Columbia Theological Seminary under fire again because of race issues
Black students at the Columbia Theological Seminary are objecting to the firing of a beloved Black administrator, Rev. Samuel White, director of admissions and recruitment, saying this action is the latest of a series of firings of faculty and administrators of color since 2019.
Frustrated students are protesting and demanding the resignation of the school’s President, Leanne Van Dyk, among other demands. Van Dyk had already announced her decision to retire in July.
Columbia Theological Seminary is a Presbyterian Church (U.S.A.) seminary in Decatur, Georgia that has had a history of racial complaints. According to a May 2021 admissions brochure, African Americans made up more than 64% of the student body at that time.
After most had left the campus for the summer, Van Dyk informed remaining students, along with faculty and staff, that it was Rev. White’s last day. He was terminated the day after the school celebrated the Juneteenth holiday.
His firing follows an earlier complaint this year that White filed with the EEOC. In that complaint, he requested the right to sue Columbia, according to White’s attorney, Grace Starling, who says the complaint will be amended to include White’s firing. In his EEOC filing, White, who served since March 2020 as director of admissions and recruitment, said his work was “degraded” and resources needed to perform his job were delayed after he complained of employment discrimination based on race and sexual orientation for others at the seminary. He also informed seminary officials that he was interviewed by an attorney representing another employee regarding employment discrimination.
The seminary’s African Heritage Student Association published a letter the day after White’s firing that was addressed to the president’s council and board of trustees expressing “deep sadness and tremendous frustration” over the incident and asserting that Van Dyk’s tenure “has been defined by racial injustice.”
The students referenced White’s time as director of admissions, which they say “resulted in the recruitment of one of the largest incoming classes in recent history, and the most diverse incoming class in the school’s history. Without fail, Rev. White is committed to ensuring that the seminary upholds the values and ethics it professes around justice, diversity, equity, and inclusion.”
The Rev. John DeLoney, president of the African Heritage Student Association, said in a virtual news conference Thursday morning, “This is not an isolated incident, but it’s more of something that is systemic with Columbia.” He noted that 60% of the students at CTS are of color. “With that majority of people of color coming to the university, you should be adding more administration of color, but they seem to be ushering the people of color in the administration out.”

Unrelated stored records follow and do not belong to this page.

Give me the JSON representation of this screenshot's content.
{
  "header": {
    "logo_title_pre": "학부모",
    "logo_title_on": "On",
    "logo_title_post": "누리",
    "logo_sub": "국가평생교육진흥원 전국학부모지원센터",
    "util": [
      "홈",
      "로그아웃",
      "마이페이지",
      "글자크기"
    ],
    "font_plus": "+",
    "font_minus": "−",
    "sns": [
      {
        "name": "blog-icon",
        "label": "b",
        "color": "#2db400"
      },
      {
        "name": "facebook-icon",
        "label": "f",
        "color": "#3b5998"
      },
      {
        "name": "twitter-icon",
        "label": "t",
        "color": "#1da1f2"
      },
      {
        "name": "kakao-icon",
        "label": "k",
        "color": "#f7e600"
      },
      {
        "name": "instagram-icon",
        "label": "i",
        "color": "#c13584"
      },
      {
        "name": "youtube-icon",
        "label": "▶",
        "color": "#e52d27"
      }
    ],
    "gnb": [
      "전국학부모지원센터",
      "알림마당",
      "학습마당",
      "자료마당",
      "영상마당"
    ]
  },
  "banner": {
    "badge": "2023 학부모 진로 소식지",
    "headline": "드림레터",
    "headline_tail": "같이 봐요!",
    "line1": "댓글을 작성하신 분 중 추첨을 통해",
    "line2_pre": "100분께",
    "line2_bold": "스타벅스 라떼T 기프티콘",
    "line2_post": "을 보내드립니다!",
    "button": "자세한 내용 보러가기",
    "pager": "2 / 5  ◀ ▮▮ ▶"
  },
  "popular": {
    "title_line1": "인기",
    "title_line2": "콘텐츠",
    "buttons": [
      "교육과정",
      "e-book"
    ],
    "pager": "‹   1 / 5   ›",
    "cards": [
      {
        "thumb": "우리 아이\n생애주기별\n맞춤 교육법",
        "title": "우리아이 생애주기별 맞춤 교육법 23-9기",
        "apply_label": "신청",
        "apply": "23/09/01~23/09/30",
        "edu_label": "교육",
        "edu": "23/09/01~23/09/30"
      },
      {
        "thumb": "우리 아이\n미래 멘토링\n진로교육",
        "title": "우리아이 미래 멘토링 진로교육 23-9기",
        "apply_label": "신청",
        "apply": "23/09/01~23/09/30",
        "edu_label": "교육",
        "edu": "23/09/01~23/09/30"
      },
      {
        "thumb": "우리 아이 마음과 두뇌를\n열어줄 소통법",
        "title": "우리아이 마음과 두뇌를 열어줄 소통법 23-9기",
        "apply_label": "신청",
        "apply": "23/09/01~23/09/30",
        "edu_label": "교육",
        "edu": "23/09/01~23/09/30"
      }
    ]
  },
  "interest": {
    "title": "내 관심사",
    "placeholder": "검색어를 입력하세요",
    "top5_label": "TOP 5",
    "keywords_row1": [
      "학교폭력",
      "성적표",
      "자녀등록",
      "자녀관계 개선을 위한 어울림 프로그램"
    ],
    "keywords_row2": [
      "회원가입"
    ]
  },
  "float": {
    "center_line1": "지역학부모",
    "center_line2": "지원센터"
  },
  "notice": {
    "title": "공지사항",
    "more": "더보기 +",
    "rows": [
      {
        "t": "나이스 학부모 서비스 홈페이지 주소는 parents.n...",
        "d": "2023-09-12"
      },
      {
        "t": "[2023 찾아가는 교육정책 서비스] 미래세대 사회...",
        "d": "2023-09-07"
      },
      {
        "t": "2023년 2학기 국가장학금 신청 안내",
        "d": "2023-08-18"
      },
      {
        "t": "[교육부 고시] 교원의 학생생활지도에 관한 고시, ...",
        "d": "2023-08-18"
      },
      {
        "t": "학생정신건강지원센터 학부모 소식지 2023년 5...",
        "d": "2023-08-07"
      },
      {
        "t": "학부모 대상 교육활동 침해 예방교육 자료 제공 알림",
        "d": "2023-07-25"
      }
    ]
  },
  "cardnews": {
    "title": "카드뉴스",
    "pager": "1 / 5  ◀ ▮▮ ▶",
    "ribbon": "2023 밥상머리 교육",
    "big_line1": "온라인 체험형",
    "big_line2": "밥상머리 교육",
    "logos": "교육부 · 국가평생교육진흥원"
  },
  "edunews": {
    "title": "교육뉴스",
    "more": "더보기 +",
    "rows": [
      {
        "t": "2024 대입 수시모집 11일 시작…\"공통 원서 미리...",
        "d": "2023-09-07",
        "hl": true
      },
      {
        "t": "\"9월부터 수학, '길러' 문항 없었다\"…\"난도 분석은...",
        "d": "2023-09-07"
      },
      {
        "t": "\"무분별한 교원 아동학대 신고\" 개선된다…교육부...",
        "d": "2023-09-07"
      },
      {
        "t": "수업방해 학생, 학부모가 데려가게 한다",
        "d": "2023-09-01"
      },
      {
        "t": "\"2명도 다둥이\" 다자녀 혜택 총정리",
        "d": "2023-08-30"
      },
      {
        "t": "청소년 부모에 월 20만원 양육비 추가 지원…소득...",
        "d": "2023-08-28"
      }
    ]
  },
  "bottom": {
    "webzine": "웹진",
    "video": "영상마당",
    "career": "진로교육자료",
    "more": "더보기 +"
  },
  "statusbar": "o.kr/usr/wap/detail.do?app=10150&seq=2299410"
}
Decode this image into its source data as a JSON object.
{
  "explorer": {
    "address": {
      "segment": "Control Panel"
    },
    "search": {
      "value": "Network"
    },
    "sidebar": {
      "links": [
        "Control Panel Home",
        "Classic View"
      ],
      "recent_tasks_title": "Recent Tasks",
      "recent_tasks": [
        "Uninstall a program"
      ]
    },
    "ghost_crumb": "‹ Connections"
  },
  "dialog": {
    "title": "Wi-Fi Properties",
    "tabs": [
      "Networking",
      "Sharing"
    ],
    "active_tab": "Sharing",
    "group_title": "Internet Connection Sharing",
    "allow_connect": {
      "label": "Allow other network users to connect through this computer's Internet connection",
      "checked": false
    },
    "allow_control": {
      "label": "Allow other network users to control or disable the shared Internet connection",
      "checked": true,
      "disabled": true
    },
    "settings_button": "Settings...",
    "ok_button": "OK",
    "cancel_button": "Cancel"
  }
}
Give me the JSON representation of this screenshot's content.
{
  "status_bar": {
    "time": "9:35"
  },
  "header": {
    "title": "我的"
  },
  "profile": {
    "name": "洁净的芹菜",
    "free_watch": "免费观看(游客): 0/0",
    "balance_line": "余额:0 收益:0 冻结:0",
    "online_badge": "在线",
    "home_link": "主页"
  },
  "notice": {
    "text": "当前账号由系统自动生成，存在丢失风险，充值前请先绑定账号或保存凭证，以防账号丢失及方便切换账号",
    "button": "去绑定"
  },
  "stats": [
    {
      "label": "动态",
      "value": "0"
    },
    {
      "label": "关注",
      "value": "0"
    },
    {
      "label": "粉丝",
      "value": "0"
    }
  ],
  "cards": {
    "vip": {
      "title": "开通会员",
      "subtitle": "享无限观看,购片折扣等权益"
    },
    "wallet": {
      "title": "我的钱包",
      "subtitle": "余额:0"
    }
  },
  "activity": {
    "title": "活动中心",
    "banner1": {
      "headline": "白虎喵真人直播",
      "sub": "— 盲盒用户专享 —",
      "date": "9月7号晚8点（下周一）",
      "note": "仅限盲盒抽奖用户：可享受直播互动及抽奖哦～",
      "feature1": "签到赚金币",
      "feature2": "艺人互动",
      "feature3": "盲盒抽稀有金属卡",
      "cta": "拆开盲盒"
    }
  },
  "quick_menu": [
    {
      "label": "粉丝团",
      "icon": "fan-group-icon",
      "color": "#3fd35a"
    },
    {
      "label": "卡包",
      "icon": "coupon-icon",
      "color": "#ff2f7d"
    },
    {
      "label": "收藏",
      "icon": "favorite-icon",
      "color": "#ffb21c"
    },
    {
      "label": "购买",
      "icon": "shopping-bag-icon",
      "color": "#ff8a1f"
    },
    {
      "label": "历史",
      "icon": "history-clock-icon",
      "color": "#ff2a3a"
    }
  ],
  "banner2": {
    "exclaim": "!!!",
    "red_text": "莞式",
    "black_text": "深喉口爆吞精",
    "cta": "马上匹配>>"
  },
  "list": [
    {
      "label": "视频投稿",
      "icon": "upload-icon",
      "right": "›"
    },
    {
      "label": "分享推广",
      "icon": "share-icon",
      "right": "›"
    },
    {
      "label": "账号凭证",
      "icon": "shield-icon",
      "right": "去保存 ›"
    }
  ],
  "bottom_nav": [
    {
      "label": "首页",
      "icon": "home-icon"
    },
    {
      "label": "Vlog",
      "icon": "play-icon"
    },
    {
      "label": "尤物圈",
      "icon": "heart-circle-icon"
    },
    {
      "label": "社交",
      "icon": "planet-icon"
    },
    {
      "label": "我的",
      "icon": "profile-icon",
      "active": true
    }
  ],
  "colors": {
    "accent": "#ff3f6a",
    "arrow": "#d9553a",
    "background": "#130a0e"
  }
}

In addition to White, the students claim that the Rev. Brandon Maxwell, another Black administrator, was forced to resign as vice president for enrollment and student affairs and cited the 2019 firing of the Rev. Ruth-Aimée Belonni-Rosario Govens as the seminary’s chief enrollment officer, prompting outrage from the school’s Hispanic and Latinx association, as well as a lawsuit.
That same year, the school did not renew the contract of Kevin Park, dean for advanced professional studies who oversaw Korean American ministries, and John Azumah, a Ghanaian professor of world Christianity and Islam and director of international programs, left sooner than expected, according to the Presbyterian Mission, after the seminary announced that its office of international programs would be realigned.
The letter from the students demand that the president, who is scheduled to leave her post in six weeks, resign immediately, that the board president resign, that White be reinstated and that a new advisory board be appointed to oversee personnel changes at the seminary.
Jennifer Cuthbertson, the seminary’s director of marketing and communications, declined to say why White had been let go instead saying, “Columbia Theological Seminary is sensitive to students’ concerns over the departure of Rev. Samuel White. However, it was a carefully considered decision and out of respect for the privacy of all current and former employees and consistent with our policies, we do not comment on personnel matters.”
DeLoney added that the lack of transparency about the terminations only makes the matter more concerning. He also noted that the arrival of a nonwhite person coming in as the new president does not disqualify concerns about racism on campus. His reference was to the Rev. Victor Aloyo who is expected to become the first person of color to serve as president of the seminary. Some among the student body have expressed concerns that Aloyo is a “cover for the legacy of racism that the administration at CTS has sustained and that its hostility toward people of color will stall any progress that could be achieved under Aloyo.
DeLoney speculated that the administration is pushing back on the school’s increasing diversity saying, “Columbia got too black, too fast, and now we’re facing a Blacklash. I believe Rev. Sam White is a victim of the Blacklash from all of the students of color coming to Columbia.”